*SUPPLIED ENTRIES*
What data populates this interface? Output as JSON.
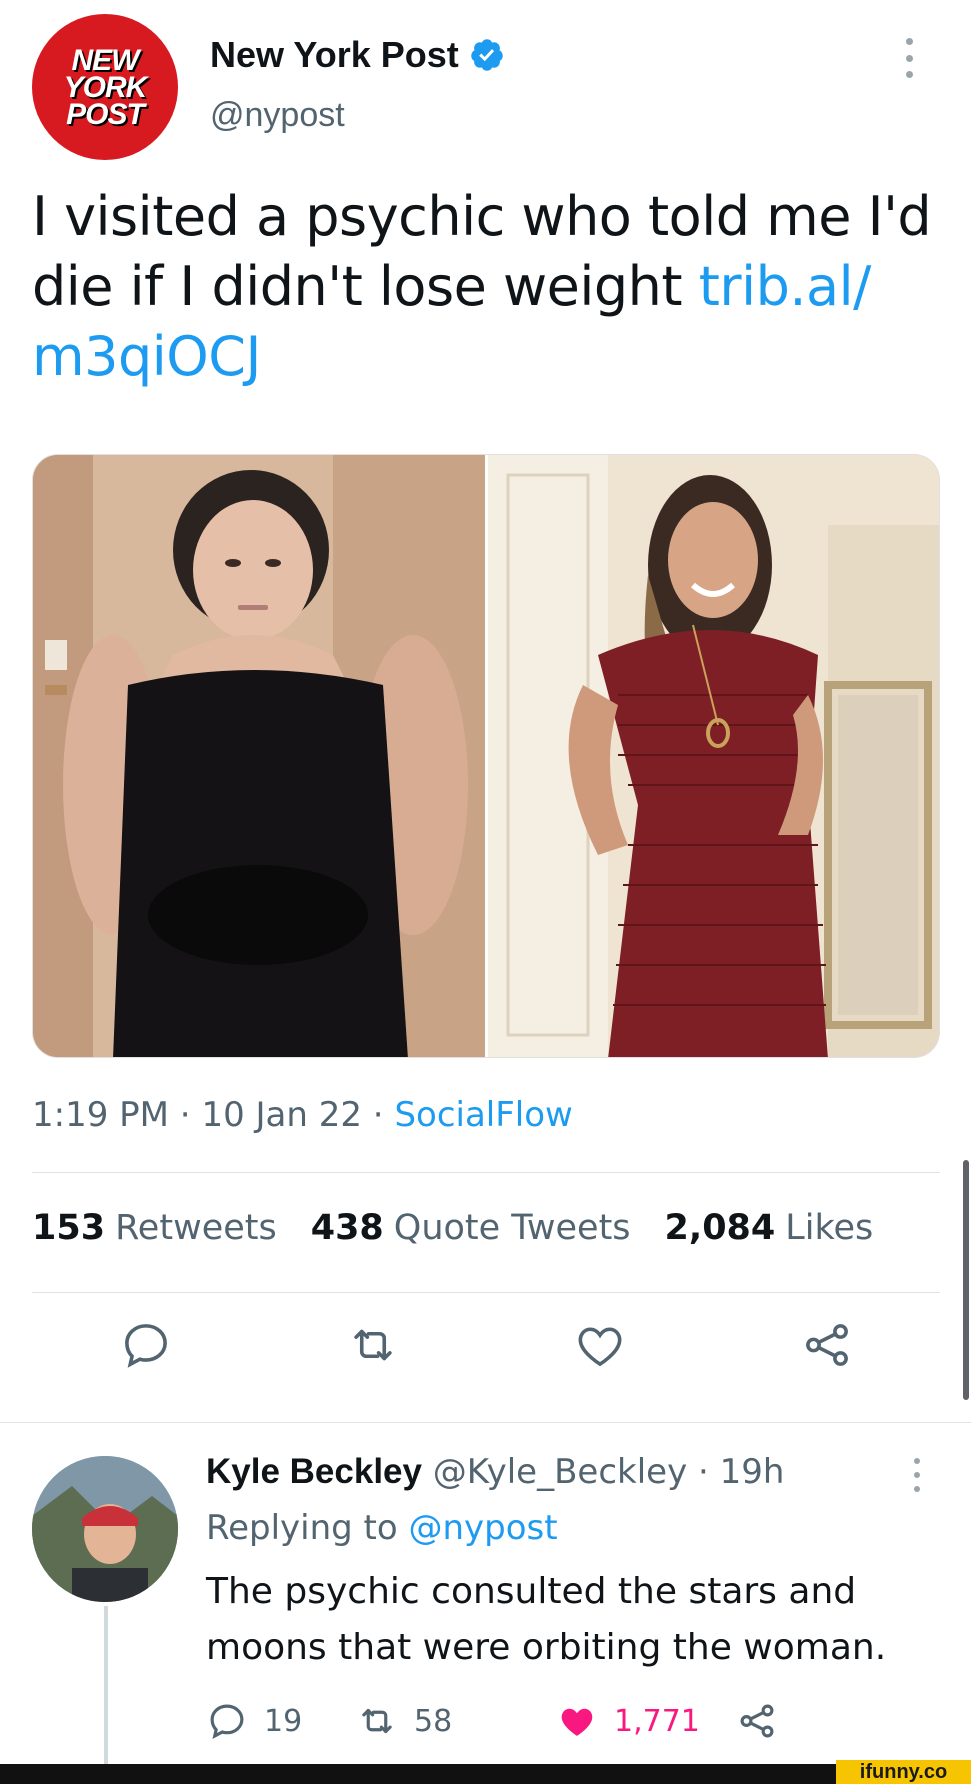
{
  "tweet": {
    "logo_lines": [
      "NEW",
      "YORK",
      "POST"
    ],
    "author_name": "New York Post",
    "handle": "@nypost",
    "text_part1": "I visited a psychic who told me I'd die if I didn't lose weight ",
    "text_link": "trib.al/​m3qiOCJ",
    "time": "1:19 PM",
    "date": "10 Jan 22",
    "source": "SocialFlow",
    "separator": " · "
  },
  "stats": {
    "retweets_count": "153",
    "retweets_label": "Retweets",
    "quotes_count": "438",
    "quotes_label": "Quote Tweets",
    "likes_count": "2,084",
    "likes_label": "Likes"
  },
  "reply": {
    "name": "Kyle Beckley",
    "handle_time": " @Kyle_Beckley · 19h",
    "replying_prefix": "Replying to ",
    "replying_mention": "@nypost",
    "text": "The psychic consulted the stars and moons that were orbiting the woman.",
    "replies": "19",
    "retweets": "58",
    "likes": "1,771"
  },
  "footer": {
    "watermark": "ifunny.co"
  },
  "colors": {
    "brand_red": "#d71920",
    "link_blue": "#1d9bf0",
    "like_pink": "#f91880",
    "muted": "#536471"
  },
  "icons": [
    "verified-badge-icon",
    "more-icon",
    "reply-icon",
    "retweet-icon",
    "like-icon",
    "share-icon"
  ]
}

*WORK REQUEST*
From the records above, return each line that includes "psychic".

*RESPONSE TO THE EXERCISE*
    "text_part1": "I visited a psychic who told me I'd die if I didn't lose weight ",
    "text": "The psychic consulted the stars and moons that were orbiting the woman.",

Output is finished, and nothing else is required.